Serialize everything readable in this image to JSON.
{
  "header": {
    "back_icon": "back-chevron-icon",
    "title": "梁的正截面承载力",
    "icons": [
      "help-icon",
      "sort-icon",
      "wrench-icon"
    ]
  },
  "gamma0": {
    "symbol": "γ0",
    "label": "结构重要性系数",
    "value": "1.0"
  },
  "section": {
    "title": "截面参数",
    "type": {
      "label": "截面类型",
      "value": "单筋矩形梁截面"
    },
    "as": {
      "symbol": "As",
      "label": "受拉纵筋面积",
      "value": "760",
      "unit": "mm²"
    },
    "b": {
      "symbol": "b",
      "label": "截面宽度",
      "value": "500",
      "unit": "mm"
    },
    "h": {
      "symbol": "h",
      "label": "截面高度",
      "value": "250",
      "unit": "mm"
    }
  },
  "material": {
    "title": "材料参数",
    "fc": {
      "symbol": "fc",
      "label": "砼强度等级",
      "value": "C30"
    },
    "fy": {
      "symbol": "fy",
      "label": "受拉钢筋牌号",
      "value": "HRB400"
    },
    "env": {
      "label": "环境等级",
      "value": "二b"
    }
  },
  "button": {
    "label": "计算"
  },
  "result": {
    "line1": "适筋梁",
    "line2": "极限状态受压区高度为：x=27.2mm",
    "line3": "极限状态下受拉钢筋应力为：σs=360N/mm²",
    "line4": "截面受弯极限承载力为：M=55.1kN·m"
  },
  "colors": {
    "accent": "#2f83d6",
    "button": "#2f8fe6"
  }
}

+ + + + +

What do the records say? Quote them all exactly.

Final answer:
Serialize everything readable in this image to JSON.
{
  "header": {
    "back_icon": "back-chevron-icon",
    "title": "梁的正截面承载力",
    "icons": [
      "help-icon",
      "sort-icon",
      "wrench-icon"
    ]
  },
  "gamma0": {
    "symbol": "γ0",
    "label": "结构重要性系数",
    "value": "1.0"
  },
  "section": {
    "title": "截面参数",
    "type": {
      "label": "截面类型",
      "value": "单筋矩形梁截面"
    },
    "as": {
      "symbol": "As",
      "label": "受拉纵筋面积",
      "value": "760",
      "unit": "mm²"
    },
    "b": {
      "symbol": "b",
      "label": "截面宽度",
      "value": "500",
      "unit": "mm"
    },
    "h": {
      "symbol": "h",
      "label": "截面高度",
      "value": "250",
      "unit": "mm"
    }
  },
  "material": {
    "title": "材料参数",
    "fc": {
      "symbol": "fc",
      "label": "砼强度等级",
      "value": "C30"
    },
    "fy": {
      "symbol": "fy",
      "label": "受拉钢筋牌号",
      "value": "HRB400"
    },
    "env": {
      "label": "环境等级",
      "value": "二b"
    }
  },
  "button": {
    "label": "计算"
  },
  "result": {
    "line1": "适筋梁",
    "line2": "极限状态受压区高度为：x=27.2mm",
    "line3": "极限状态下受拉钢筋应力为：σs=360N/mm²",
    "line4": "截面受弯极限承载力为：M=55.1kN·m"
  },
  "colors": {
    "accent": "#2f83d6",
    "button": "#2f8fe6"
  }
}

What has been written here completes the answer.